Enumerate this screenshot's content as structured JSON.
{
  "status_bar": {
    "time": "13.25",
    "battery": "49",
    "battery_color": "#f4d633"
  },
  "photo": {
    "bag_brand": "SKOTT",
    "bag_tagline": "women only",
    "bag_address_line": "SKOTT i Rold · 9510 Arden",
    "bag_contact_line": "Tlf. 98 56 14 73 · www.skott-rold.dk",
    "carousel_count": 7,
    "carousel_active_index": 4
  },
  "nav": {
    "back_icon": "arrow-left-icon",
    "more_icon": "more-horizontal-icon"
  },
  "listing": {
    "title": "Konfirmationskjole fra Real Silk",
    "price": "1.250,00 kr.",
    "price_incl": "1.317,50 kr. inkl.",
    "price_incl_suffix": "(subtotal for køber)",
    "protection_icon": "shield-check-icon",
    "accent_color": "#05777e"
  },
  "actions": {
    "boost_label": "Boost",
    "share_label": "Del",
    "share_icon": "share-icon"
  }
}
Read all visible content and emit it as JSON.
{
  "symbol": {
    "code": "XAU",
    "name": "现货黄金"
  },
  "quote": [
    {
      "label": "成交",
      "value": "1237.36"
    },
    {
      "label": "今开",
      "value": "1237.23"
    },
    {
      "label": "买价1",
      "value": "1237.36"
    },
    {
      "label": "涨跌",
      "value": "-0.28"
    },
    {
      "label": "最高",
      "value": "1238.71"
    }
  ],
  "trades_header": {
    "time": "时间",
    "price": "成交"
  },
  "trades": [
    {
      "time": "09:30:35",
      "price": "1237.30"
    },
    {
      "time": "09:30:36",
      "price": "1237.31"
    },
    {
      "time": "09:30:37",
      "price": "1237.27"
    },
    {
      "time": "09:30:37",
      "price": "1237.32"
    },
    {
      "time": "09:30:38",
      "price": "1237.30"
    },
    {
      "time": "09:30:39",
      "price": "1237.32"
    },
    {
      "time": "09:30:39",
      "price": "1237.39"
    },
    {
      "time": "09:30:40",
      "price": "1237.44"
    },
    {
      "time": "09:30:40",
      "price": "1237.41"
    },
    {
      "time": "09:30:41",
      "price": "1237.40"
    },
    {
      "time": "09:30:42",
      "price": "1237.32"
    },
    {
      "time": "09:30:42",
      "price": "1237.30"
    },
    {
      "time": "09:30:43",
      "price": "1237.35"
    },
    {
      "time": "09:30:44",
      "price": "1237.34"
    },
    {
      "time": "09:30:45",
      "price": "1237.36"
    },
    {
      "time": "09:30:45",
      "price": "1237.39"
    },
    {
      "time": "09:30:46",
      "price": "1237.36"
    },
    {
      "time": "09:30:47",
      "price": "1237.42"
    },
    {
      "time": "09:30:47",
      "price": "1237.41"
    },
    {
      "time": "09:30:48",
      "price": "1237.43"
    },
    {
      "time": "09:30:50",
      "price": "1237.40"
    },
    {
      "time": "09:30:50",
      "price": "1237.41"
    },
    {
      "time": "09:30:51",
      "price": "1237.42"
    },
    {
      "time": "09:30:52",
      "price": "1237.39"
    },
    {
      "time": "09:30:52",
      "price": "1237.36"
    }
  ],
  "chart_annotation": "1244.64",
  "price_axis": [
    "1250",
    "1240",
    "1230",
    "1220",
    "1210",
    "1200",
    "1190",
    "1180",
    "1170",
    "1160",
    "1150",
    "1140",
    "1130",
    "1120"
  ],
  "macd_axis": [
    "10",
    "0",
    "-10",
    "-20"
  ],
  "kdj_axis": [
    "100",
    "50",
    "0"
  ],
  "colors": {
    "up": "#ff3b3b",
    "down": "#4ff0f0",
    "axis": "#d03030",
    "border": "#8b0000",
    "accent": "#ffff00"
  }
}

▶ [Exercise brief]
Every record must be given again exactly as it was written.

▶ [Solution for this task]
Enumerate this screenshot's content as structured JSON.
{
  "status_bar": {
    "time": "13.25",
    "battery": "49",
    "battery_color": "#f4d633"
  },
  "photo": {
    "bag_brand": "SKOTT",
    "bag_tagline": "women only",
    "bag_address_line": "SKOTT i Rold · 9510 Arden",
    "bag_contact_line": "Tlf. 98 56 14 73 · www.skott-rold.dk",
    "carousel_count": 7,
    "carousel_active_index": 4
  },
  "nav": {
    "back_icon": "arrow-left-icon",
    "more_icon": "more-horizontal-icon"
  },
  "listing": {
    "title": "Konfirmationskjole fra Real Silk",
    "price": "1.250,00 kr.",
    "price_incl": "1.317,50 kr. inkl.",
    "price_incl_suffix": "(subtotal for køber)",
    "protection_icon": "shield-check-icon",
    "accent_color": "#05777e"
  },
  "actions": {
    "boost_label": "Boost",
    "share_label": "Del",
    "share_icon": "share-icon"
  }
}
Read all visible content and emit it as JSON.
{
  "symbol": {
    "code": "XAU",
    "name": "现货黄金"
  },
  "quote": [
    {
      "label": "成交",
      "value": "1237.36"
    },
    {
      "label": "今开",
      "value": "1237.23"
    },
    {
      "label": "买价1",
      "value": "1237.36"
    },
    {
      "label": "涨跌",
      "value": "-0.28"
    },
    {
      "label": "最高",
      "value": "1238.71"
    }
  ],
  "trades_header": {
    "time": "时间",
    "price": "成交"
  },
  "trades": [
    {
      "time": "09:30:35",
      "price": "1237.30"
    },
    {
      "time": "09:30:36",
      "price": "1237.31"
    },
    {
      "time": "09:30:37",
      "price": "1237.27"
    },
    {
      "time": "09:30:37",
      "price": "1237.32"
    },
    {
      "time": "09:30:38",
      "price": "1237.30"
    },
    {
      "time": "09:30:39",
      "price": "1237.32"
    },
    {
      "time": "09:30:39",
      "price": "1237.39"
    },
    {
      "time": "09:30:40",
      "price": "1237.44"
    },
    {
      "time": "09:30:40",
      "price": "1237.41"
    },
    {
      "time": "09:30:41",
      "price": "1237.40"
    },
    {
      "time": "09:30:42",
      "price": "1237.32"
    },
    {
      "time": "09:30:42",
      "price": "1237.30"
    },
    {
      "time": "09:30:43",
      "price": "1237.35"
    },
    {
      "time": "09:30:44",
      "price": "1237.34"
    },
    {
      "time": "09:30:45",
      "price": "1237.36"
    },
    {
      "time": "09:30:45",
      "price": "1237.39"
    },
    {
      "time": "09:30:46",
      "price": "1237.36"
    },
    {
      "time": "09:30:47",
      "price": "1237.42"
    },
    {
      "time": "09:30:47",
      "price": "1237.41"
    },
    {
      "time": "09:30:48",
      "price": "1237.43"
    },
    {
      "time": "09:30:50",
      "price": "1237.40"
    },
    {
      "time": "09:30:50",
      "price": "1237.41"
    },
    {
      "time": "09:30:51",
      "price": "1237.42"
    },
    {
      "time": "09:30:52",
      "price": "1237.39"
    },
    {
      "time": "09:30:52",
      "price": "1237.36"
    }
  ],
  "chart_annotation": "1244.64",
  "price_axis": [
    "1250",
    "1240",
    "1230",
    "1220",
    "1210",
    "1200",
    "1190",
    "1180",
    "1170",
    "1160",
    "1150",
    "1140",
    "1130",
    "1120"
  ],
  "macd_axis": [
    "10",
    "0",
    "-10",
    "-20"
  ],
  "kdj_axis": [
    "100",
    "50",
    "0"
  ],
  "colors": {
    "up": "#ff3b3b",
    "down": "#4ff0f0",
    "axis": "#d03030",
    "border": "#8b0000",
    "accent": "#ffff00"
  }
}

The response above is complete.